Generally, polyamory will not cause problems in Kansas as long as any legally married spouse is happy with the arrangements and you aren’t trying to get two legal marriages.
If you marry or claim to be married to a second person in Kentucky you are guilty of bigamy. Also, if you have married someone in another state and live with someone else in Kentucky you are guilty of bigamy whether you claim to be married to the second person or not. Kentucky does have laws against adultery, but no laws against fornication or cohabitation, and it does not recognize common law marriages.
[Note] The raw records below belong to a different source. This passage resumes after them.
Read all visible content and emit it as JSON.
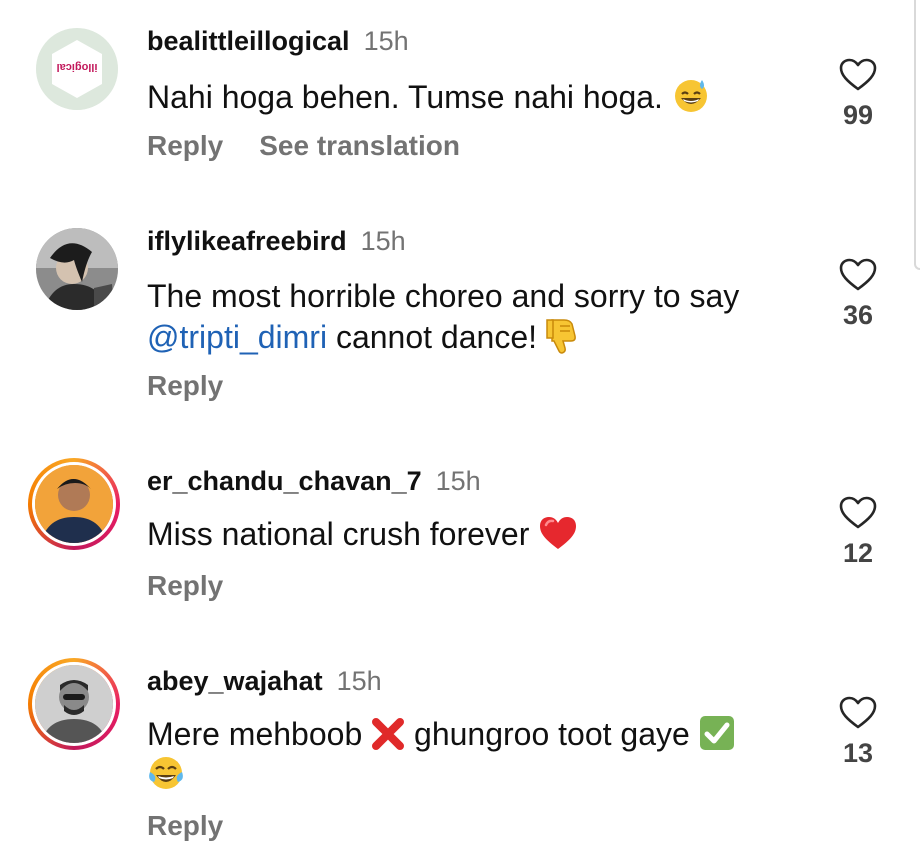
{
  "comments": [
    {
      "username": "bealittleillogical",
      "time": "15h",
      "text": "Nahi hoga behen. Tumse nahi hoga.",
      "avatar_logo_text": "illogical",
      "actions": {
        "reply": "Reply",
        "translate": "See translation"
      },
      "likes": "99"
    },
    {
      "username": "iflylikeafreebird",
      "time": "15h",
      "text_before": "The most horrible choreo and sorry to say",
      "mention": "@tripti_dimri",
      "text_after": "cannot dance!",
      "actions": {
        "reply": "Reply"
      },
      "likes": "36"
    },
    {
      "username": "er_chandu_chavan_7",
      "time": "15h",
      "text": "Miss national crush forever",
      "actions": {
        "reply": "Reply"
      },
      "likes": "12"
    },
    {
      "username": "abey_wajahat",
      "time": "15h",
      "text_part1": "Mere mehboob",
      "text_part2": "ghungroo toot gaye",
      "actions": {
        "reply": "Reply"
      },
      "likes": "13"
    }
  ],
  "colors": {
    "mention": "#1f62b5",
    "secondary_text": "#737373",
    "story_ring_start": "#f9a825",
    "story_ring_end": "#c2185b"
  }
}
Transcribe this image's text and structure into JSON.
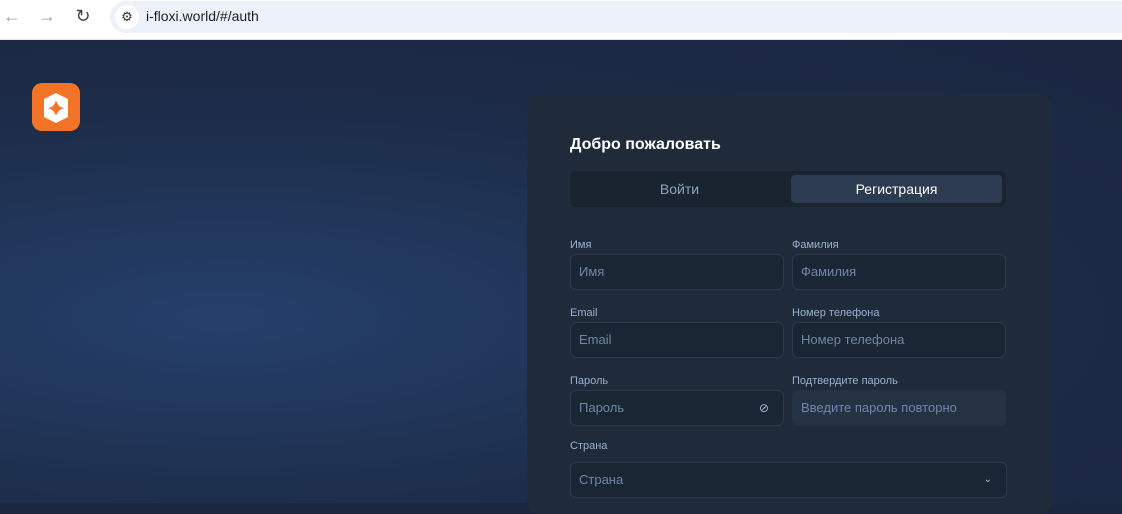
{
  "browser": {
    "url": "i-floxi.world/#/auth"
  },
  "card": {
    "title": "Добро пожаловать",
    "tabs": [
      "Войти",
      "Регистрация"
    ],
    "fields": {
      "first_name": {
        "label": "Имя",
        "placeholder": "Имя"
      },
      "last_name": {
        "label": "Фамилия",
        "placeholder": "Фамилия"
      },
      "email": {
        "label": "Email",
        "placeholder": "Email"
      },
      "phone": {
        "label": "Номер телефона",
        "placeholder": "Номер телефона"
      },
      "password": {
        "label": "Пароль",
        "placeholder": "Пароль"
      },
      "confirm": {
        "label": "Подтвердите пароль",
        "placeholder": "Введите пароль повторно"
      },
      "country": {
        "label": "Страна",
        "placeholder": "Страна"
      }
    }
  },
  "colors": {
    "accent": "#f47427"
  }
}
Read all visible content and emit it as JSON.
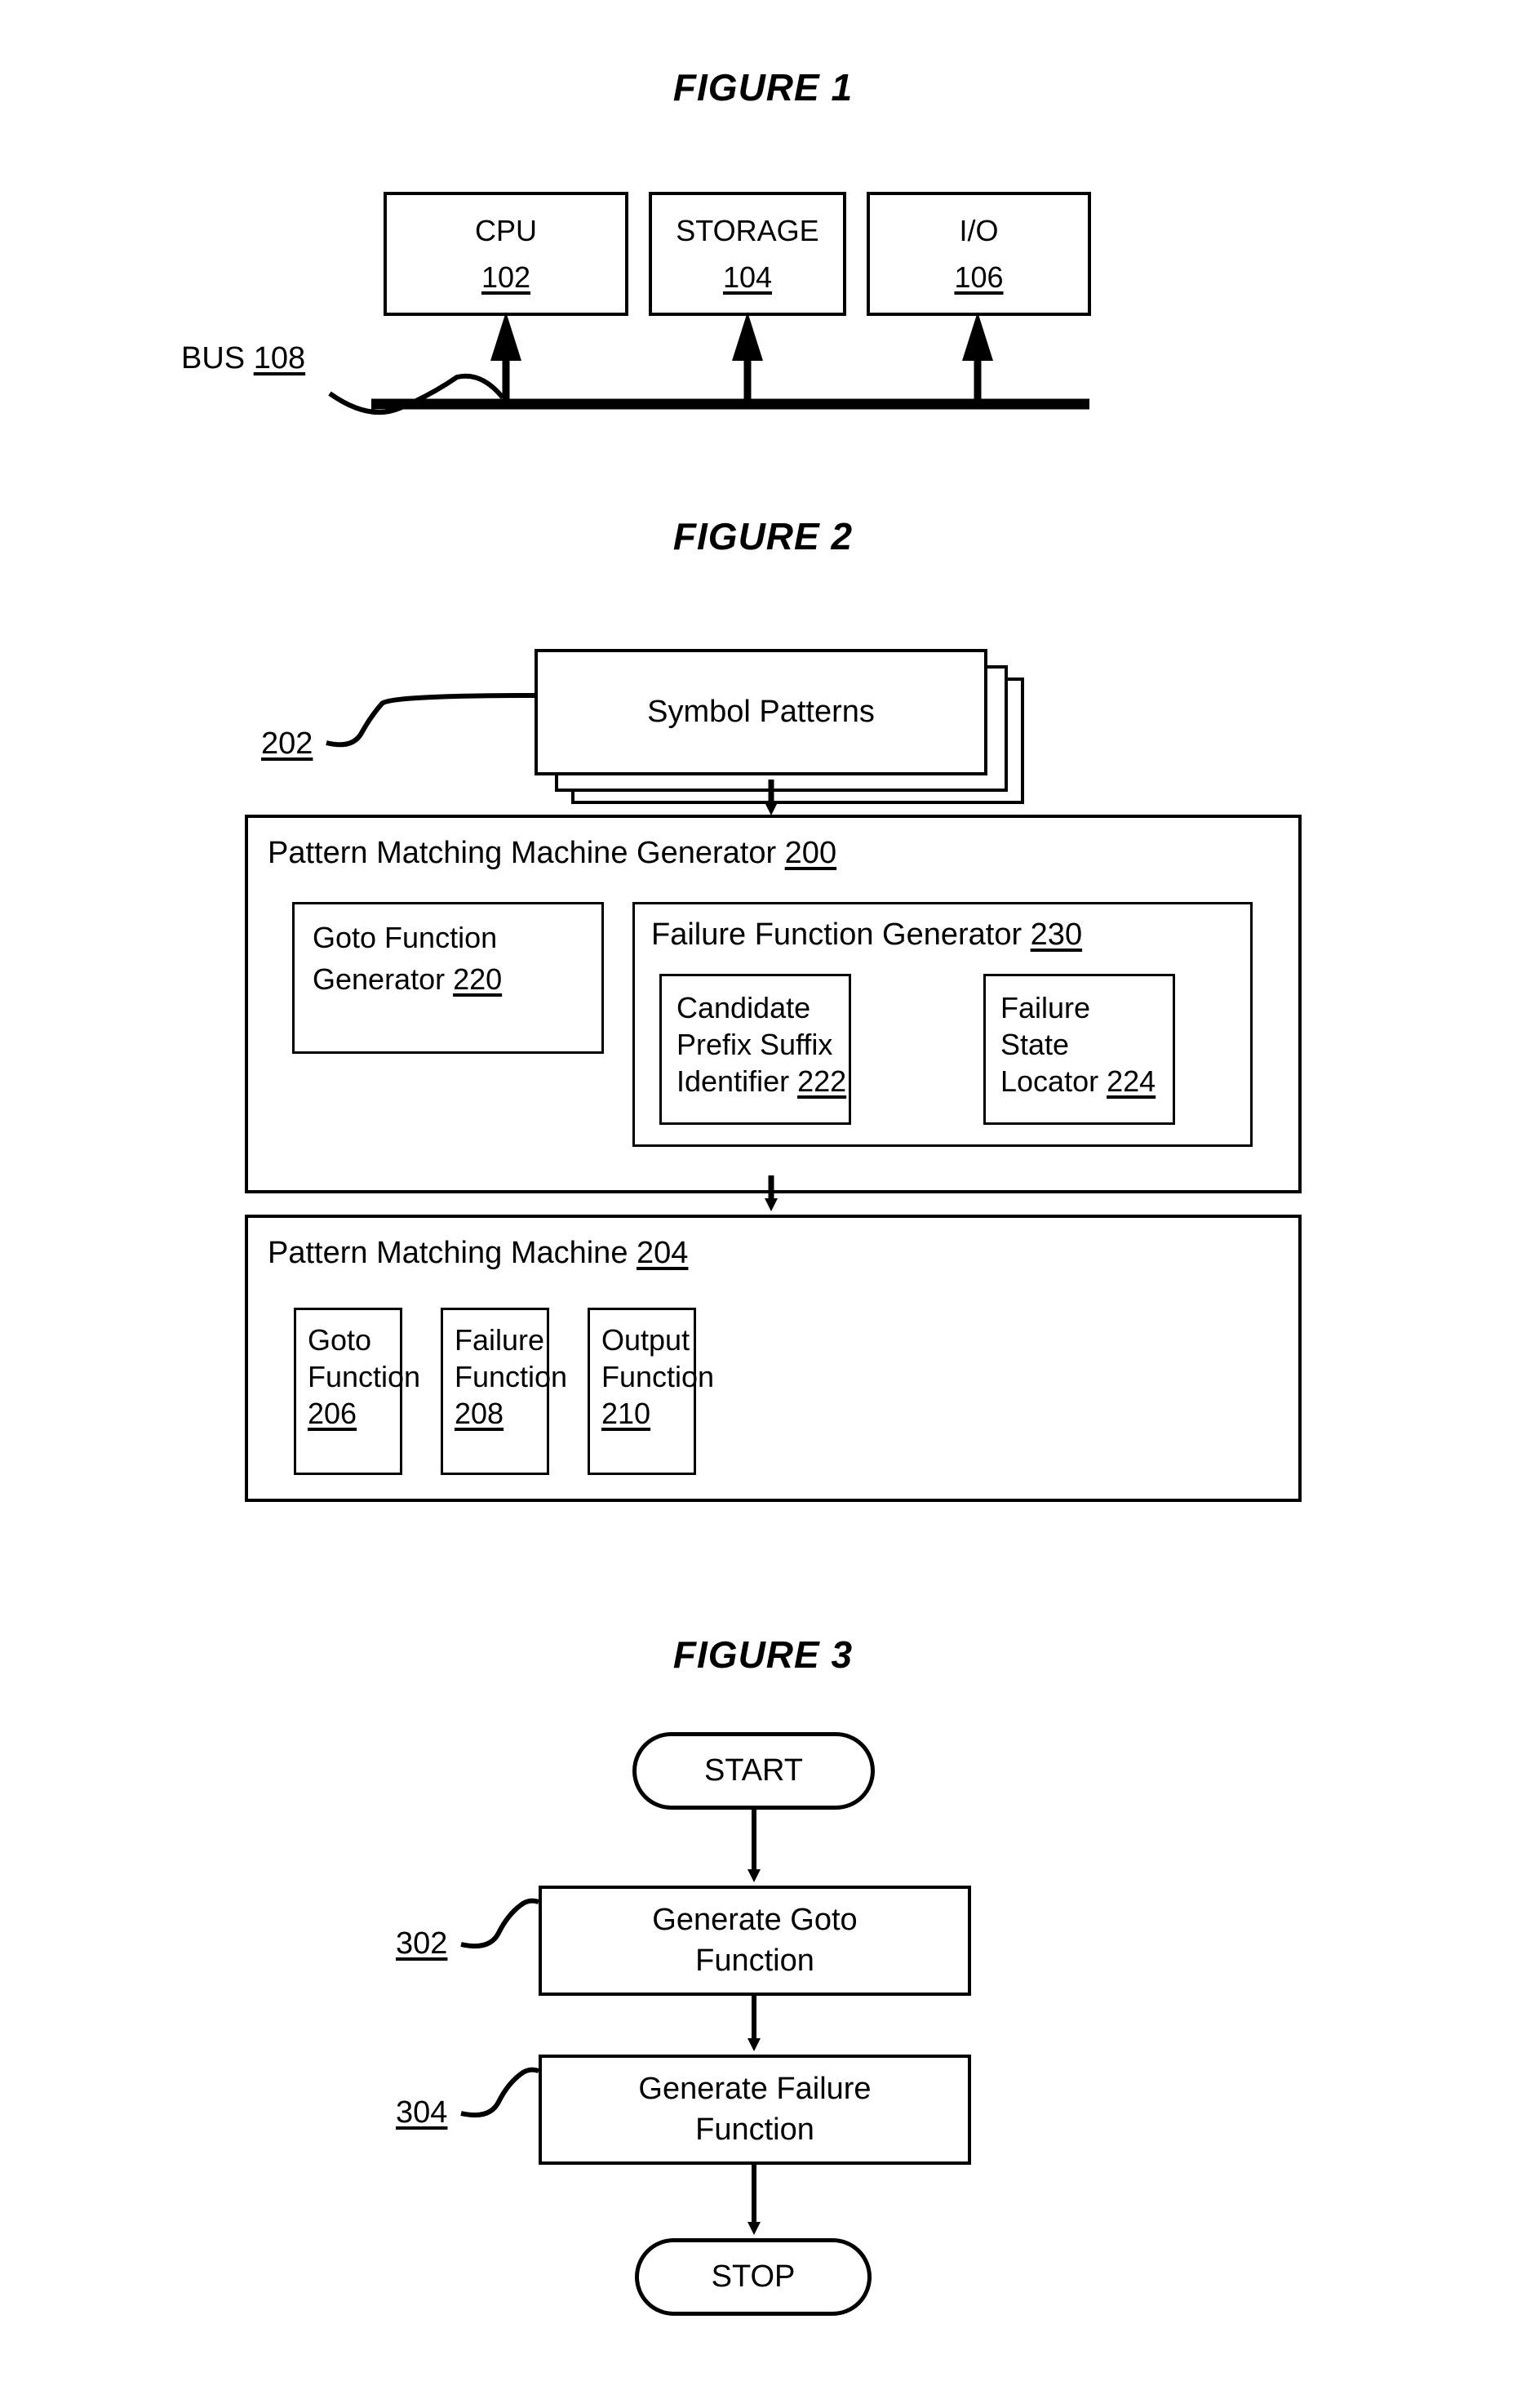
{
  "figure1": {
    "title": "FIGURE 1",
    "blocks": [
      {
        "label": "CPU",
        "ref": "102"
      },
      {
        "label": "STORAGE",
        "ref": "104"
      },
      {
        "label": "I/O",
        "ref": "106"
      }
    ],
    "bus": {
      "label": "BUS",
      "ref": "108"
    }
  },
  "figure2": {
    "title": "FIGURE 2",
    "input": {
      "label": "Symbol Patterns",
      "ref": "202"
    },
    "generator": {
      "header_label": "Pattern Matching Machine Generator",
      "header_ref": "200",
      "goto_generator": {
        "line1": "Goto Function",
        "line2": "Generator",
        "ref": "220"
      },
      "failure_generator": {
        "header_label": "Failure Function Generator",
        "header_ref": "230",
        "children": [
          {
            "line1": "Candidate",
            "line2": "Prefix Suffix",
            "line3": "Identifier",
            "ref": "222"
          },
          {
            "line1": "Failure",
            "line2": "State",
            "line3": "Locator",
            "ref": "224"
          }
        ]
      }
    },
    "machine": {
      "header_label": "Pattern Matching Machine",
      "header_ref": "204",
      "children": [
        {
          "line1": "Goto",
          "line2": "Function",
          "ref": "206"
        },
        {
          "line1": "Failure",
          "line2": "Function",
          "ref": "208"
        },
        {
          "line1": "Output",
          "line2": "Function",
          "ref": "210"
        }
      ]
    }
  },
  "figure3": {
    "title": "FIGURE 3",
    "start": "START",
    "stop": "STOP",
    "steps": [
      {
        "line1": "Generate Goto",
        "line2": "Function",
        "ref": "302"
      },
      {
        "line1": "Generate Failure",
        "line2": "Function",
        "ref": "304"
      }
    ]
  }
}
Overall, if you are not married in Kentucky you can do pretty much anything you want, relationship-wise. If you are married as long as you don’t claim to be married to two people and your legally married spouse is happy with the situation you are good. The kink in the works: if you and your spouse married outside of Kentucky, you cannot live with another polyamorous partner without violating the anti-bigamy law.
The act of marrying a second spouse in Louisiana, or living with a second spouse you married elsewhere, both constitute bigamy and are illegal. Adultery is illegal but can only get you in trouble if your spouse objects. Fornication and cohabitation are perfectly legal.
So, don’t get married and you are good however, if you are married and your spouse is okay with polyamory and/or is also polyamorous, you are good however, if you to get legally married twice or you spouse does not agree with poly, or changes their mind at a later date, you may have problems.
Next up: US states M